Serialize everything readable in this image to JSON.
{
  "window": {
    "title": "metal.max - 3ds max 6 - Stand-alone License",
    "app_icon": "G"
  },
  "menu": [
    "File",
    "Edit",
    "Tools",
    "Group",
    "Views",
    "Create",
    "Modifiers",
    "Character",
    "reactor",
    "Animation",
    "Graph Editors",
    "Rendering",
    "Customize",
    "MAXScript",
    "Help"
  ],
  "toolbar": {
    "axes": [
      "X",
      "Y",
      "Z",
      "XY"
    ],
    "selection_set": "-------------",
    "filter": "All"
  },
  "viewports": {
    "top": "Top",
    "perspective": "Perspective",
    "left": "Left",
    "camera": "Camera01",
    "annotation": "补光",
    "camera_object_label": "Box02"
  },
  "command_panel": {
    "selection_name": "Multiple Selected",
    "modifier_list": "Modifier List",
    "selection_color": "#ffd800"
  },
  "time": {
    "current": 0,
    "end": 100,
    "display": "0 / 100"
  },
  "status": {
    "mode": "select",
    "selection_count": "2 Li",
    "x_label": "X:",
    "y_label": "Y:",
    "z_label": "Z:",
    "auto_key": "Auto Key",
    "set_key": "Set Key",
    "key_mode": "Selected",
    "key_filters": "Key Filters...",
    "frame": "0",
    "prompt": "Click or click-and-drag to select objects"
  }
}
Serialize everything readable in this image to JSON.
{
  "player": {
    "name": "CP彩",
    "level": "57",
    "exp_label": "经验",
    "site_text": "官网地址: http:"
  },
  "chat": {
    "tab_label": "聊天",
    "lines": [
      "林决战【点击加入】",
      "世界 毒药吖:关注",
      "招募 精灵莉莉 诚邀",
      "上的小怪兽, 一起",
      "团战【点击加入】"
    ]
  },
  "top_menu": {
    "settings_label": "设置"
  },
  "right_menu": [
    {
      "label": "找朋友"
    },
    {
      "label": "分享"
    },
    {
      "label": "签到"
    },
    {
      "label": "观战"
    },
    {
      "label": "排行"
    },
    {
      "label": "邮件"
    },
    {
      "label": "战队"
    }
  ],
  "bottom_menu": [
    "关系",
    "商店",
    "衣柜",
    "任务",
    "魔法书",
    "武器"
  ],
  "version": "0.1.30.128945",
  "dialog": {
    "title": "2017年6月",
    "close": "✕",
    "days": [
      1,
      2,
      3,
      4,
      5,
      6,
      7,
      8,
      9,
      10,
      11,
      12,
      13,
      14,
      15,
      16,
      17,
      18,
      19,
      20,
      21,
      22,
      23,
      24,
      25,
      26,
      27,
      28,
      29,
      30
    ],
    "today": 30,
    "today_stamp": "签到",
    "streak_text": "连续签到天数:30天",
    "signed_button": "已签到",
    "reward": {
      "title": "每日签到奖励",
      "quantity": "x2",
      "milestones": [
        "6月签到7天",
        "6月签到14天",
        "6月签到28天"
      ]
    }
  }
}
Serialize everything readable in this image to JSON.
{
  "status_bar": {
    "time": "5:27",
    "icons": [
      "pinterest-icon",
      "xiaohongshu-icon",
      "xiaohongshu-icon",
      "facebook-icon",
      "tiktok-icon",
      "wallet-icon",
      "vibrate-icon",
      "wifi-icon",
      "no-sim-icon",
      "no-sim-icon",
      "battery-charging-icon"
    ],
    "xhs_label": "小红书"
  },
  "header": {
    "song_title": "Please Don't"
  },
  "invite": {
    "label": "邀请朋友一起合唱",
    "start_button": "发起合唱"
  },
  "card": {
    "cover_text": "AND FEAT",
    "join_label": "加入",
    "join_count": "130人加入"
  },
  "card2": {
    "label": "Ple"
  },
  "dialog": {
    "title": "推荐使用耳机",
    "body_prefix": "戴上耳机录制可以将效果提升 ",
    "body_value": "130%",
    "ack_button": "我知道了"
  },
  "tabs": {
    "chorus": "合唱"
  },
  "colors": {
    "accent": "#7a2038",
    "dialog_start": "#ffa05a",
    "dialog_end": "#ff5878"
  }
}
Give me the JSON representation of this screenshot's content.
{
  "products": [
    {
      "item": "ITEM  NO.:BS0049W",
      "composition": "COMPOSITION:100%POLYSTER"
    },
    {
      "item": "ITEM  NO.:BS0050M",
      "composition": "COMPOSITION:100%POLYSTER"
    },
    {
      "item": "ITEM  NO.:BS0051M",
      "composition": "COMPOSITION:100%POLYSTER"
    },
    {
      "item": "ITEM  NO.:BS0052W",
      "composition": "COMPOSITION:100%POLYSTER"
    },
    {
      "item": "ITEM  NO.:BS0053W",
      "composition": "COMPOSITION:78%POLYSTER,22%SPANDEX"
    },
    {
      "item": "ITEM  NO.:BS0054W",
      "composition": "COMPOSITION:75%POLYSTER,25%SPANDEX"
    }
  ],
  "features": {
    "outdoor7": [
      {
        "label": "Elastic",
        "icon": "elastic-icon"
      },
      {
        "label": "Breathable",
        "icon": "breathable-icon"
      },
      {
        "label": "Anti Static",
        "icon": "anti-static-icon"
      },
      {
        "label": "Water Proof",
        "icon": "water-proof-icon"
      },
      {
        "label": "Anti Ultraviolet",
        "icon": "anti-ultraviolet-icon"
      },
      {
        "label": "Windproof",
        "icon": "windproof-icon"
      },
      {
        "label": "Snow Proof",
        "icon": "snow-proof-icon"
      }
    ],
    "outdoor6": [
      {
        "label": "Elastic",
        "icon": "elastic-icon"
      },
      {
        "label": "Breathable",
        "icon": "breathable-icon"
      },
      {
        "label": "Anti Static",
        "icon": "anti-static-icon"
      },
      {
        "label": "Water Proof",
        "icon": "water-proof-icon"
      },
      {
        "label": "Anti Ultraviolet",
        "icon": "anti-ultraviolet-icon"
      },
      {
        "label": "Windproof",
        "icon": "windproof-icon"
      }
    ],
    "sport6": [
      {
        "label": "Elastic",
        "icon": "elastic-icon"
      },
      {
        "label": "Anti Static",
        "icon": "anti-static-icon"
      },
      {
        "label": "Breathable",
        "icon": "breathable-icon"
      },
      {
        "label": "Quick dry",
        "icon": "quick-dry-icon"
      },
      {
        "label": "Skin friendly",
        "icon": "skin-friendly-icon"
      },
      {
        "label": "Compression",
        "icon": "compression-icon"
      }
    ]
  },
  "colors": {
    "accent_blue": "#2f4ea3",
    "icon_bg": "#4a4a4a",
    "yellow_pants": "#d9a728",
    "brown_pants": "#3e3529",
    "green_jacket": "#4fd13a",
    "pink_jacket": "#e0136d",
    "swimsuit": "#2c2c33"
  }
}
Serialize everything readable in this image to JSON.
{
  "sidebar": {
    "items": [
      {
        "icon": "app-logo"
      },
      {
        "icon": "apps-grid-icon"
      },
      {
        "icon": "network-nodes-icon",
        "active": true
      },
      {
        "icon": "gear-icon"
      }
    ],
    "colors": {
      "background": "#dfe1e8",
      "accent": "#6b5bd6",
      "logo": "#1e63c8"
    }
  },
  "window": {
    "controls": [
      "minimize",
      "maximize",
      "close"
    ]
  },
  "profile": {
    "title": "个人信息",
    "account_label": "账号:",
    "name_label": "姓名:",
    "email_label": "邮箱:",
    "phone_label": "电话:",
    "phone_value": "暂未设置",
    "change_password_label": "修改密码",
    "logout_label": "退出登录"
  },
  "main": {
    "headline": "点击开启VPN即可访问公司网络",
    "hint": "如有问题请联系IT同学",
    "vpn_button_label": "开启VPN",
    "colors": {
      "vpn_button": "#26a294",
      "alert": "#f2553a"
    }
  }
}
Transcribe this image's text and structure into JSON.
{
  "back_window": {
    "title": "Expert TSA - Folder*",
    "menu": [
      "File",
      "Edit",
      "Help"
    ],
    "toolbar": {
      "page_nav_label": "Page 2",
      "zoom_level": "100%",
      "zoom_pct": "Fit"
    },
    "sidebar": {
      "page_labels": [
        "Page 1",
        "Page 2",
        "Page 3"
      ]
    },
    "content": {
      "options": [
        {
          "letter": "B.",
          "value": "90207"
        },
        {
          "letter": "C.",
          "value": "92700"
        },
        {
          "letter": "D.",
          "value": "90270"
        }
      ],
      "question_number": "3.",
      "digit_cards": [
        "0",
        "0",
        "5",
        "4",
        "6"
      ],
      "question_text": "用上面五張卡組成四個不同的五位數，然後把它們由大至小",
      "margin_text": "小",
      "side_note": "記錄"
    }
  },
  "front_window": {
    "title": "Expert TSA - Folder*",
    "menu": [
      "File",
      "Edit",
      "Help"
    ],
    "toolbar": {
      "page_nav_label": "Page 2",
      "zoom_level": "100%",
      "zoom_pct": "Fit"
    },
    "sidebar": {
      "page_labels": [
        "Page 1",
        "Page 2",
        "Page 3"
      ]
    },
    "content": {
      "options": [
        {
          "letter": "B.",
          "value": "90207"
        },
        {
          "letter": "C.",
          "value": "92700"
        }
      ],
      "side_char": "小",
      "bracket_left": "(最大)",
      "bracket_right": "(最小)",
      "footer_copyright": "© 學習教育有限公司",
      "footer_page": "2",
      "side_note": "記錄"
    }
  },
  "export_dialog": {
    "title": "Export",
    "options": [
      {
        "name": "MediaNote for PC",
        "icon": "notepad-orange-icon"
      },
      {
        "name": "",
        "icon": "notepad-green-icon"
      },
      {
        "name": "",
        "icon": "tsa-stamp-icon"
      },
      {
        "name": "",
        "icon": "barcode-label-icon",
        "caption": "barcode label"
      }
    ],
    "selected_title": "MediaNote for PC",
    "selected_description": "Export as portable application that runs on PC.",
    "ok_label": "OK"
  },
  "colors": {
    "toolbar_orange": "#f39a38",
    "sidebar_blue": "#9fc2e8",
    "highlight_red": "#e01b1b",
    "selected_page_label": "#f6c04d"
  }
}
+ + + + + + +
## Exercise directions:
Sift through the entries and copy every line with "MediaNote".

## Solution to the problem:
        "name": "MediaNote for PC",
    "selected_title": "MediaNote for PC",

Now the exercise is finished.